Which lines of the records contain the word "Цена"? Copy each one.
------------------------
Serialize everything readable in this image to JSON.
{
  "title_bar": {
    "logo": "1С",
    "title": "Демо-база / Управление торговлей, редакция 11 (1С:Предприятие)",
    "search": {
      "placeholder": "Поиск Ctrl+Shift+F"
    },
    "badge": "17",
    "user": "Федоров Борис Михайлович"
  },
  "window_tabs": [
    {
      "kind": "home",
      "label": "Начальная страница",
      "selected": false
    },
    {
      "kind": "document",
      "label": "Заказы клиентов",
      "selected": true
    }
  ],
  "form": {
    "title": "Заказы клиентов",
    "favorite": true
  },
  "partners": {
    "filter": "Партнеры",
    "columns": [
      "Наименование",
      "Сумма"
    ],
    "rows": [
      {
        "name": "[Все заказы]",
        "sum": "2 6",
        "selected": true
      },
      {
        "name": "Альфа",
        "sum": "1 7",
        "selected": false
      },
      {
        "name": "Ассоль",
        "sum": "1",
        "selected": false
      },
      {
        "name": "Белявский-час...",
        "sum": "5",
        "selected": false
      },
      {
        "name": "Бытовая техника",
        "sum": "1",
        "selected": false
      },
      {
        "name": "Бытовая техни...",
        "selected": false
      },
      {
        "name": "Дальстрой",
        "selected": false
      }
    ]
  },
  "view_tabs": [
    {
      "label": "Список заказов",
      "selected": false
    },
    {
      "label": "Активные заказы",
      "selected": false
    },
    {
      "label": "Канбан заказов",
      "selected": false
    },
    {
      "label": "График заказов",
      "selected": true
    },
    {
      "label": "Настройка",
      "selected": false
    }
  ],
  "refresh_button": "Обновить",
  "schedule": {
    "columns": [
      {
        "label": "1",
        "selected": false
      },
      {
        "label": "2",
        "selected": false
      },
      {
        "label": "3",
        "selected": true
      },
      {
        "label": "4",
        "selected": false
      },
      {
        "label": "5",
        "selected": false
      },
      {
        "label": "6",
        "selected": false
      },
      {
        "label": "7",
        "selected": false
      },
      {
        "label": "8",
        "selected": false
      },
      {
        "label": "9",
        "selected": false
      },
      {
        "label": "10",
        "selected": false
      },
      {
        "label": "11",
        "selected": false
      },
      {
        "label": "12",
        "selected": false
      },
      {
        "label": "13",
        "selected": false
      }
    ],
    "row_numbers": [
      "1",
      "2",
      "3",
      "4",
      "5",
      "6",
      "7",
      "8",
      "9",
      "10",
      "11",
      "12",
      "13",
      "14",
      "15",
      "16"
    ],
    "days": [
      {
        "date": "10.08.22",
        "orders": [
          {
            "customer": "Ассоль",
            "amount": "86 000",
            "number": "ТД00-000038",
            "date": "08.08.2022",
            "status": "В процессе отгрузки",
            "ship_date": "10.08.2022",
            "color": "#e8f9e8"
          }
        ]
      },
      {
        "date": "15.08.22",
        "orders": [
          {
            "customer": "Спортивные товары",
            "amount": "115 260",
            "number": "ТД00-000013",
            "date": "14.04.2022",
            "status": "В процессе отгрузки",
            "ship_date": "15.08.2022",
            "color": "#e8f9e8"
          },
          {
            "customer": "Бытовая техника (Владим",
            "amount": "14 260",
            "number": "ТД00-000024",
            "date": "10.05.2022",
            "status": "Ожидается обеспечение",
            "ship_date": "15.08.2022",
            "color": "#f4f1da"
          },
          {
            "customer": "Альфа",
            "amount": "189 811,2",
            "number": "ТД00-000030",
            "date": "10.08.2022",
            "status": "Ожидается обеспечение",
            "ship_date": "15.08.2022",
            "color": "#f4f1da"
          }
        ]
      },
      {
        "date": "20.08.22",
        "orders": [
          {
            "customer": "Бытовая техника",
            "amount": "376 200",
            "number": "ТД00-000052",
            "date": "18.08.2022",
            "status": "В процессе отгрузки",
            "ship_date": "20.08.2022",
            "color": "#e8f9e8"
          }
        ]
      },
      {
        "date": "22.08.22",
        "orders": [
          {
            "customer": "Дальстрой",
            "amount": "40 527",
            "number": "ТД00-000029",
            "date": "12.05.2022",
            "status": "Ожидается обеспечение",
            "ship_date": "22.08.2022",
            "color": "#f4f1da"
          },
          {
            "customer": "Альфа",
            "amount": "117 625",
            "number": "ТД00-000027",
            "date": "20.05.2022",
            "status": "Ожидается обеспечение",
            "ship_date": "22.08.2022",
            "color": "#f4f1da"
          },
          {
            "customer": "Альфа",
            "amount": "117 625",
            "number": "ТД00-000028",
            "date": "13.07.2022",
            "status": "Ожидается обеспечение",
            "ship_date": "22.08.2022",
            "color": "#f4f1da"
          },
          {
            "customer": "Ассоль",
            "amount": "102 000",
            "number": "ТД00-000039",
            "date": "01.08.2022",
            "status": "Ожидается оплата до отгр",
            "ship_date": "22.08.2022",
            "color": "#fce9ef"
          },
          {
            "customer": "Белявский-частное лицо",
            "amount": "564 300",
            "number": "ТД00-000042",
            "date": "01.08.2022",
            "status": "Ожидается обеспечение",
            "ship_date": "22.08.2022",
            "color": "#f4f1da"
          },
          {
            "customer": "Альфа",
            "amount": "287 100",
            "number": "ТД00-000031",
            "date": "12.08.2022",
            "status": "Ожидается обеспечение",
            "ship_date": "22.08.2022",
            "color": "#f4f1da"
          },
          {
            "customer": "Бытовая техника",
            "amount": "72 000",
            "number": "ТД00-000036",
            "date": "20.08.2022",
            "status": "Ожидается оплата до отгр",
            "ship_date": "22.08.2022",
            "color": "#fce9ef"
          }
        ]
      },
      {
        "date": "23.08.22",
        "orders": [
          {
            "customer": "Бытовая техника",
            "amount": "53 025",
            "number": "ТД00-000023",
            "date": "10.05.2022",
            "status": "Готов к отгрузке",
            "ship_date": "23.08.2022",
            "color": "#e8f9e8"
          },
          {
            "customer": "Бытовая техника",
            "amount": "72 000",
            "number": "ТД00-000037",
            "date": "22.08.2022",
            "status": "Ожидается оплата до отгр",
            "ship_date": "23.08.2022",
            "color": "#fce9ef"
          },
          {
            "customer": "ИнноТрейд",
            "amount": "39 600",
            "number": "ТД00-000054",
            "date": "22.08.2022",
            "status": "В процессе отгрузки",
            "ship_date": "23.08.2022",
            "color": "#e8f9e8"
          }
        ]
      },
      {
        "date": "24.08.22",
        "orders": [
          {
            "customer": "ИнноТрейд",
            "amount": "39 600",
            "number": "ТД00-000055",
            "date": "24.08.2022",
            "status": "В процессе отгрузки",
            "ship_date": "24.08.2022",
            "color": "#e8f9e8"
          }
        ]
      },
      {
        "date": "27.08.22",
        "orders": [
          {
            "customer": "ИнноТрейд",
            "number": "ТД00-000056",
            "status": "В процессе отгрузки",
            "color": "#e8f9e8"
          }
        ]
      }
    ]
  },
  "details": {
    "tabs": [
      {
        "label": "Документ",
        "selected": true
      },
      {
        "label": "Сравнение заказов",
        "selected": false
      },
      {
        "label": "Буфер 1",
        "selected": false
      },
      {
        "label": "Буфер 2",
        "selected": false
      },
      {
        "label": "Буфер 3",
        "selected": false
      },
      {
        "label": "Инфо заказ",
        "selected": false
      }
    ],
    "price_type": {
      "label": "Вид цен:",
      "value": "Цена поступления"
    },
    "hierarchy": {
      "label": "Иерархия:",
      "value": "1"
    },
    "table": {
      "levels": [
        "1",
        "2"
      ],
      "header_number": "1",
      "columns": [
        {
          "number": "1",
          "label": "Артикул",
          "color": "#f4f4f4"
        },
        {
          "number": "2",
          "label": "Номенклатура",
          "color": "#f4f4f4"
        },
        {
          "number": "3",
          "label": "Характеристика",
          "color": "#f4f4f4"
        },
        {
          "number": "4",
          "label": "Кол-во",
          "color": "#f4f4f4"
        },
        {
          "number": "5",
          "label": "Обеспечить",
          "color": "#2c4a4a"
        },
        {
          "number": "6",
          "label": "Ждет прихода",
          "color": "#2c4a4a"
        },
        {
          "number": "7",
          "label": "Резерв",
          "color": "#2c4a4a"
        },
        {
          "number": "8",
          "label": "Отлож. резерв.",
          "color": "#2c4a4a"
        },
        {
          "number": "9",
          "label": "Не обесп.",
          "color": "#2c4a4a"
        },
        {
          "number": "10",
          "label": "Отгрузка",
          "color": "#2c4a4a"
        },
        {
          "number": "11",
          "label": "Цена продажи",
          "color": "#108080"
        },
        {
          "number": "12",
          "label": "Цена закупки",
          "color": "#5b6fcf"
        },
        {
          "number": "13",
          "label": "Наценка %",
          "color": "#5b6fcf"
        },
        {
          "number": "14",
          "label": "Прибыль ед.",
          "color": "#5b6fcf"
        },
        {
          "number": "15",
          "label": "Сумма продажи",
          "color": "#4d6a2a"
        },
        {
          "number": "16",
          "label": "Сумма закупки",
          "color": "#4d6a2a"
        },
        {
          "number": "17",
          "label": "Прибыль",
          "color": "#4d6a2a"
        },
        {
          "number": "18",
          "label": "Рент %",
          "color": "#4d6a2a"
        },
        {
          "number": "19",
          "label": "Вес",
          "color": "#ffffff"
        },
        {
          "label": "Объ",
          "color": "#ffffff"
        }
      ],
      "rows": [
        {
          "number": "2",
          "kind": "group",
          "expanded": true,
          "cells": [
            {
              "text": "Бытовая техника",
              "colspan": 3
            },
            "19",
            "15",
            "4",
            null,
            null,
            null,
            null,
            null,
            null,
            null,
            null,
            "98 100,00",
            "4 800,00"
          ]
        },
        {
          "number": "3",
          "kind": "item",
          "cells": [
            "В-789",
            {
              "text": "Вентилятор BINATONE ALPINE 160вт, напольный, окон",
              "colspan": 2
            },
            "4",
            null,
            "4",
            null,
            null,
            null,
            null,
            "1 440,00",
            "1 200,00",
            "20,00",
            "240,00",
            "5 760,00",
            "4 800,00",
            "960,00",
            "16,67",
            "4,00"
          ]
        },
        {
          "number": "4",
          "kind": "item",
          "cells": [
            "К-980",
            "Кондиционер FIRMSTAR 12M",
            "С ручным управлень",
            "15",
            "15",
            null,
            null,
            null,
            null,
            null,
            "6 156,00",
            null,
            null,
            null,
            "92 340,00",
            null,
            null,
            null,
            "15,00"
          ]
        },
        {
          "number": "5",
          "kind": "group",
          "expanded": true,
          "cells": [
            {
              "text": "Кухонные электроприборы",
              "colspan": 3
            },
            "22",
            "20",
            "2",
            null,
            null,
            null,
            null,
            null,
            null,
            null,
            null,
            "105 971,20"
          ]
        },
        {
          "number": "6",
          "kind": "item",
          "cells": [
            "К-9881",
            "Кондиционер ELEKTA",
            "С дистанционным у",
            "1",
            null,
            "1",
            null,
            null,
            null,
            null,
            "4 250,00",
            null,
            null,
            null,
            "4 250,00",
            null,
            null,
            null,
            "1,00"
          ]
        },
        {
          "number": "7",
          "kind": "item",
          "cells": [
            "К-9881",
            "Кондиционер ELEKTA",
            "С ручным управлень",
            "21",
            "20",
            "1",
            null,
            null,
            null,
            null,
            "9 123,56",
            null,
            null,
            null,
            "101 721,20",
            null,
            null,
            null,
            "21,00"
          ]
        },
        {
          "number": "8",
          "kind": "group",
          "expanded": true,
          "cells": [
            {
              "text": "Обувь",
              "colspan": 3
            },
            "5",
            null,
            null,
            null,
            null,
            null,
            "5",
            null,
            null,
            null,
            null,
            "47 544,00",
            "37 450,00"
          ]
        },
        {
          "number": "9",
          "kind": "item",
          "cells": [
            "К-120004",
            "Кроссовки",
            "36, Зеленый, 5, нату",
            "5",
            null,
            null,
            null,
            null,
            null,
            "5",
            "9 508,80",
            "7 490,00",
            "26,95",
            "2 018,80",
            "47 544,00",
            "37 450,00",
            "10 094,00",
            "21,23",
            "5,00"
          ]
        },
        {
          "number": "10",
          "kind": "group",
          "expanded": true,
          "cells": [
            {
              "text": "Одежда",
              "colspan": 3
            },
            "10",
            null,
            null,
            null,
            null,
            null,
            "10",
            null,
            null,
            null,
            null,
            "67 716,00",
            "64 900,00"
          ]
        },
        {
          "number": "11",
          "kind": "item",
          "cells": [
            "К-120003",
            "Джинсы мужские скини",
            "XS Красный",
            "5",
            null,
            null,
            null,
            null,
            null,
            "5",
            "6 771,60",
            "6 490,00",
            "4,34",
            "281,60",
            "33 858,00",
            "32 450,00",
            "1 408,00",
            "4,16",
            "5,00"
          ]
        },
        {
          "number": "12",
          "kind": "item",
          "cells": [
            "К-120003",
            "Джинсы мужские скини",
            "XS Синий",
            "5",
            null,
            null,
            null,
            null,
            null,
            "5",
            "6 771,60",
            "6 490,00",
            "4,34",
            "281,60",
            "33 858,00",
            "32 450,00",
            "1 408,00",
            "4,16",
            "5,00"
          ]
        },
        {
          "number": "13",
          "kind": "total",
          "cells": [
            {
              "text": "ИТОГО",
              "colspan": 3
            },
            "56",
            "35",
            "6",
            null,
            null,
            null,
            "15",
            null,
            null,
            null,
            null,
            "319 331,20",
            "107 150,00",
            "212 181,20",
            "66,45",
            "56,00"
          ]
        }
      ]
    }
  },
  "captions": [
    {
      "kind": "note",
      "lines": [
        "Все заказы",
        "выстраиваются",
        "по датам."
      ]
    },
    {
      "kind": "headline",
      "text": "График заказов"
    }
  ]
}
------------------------
_EXERCISE ANSWER_:
      "value": "Цена поступления"
          "label": "Цена продажи",
          "label": "Цена закупки",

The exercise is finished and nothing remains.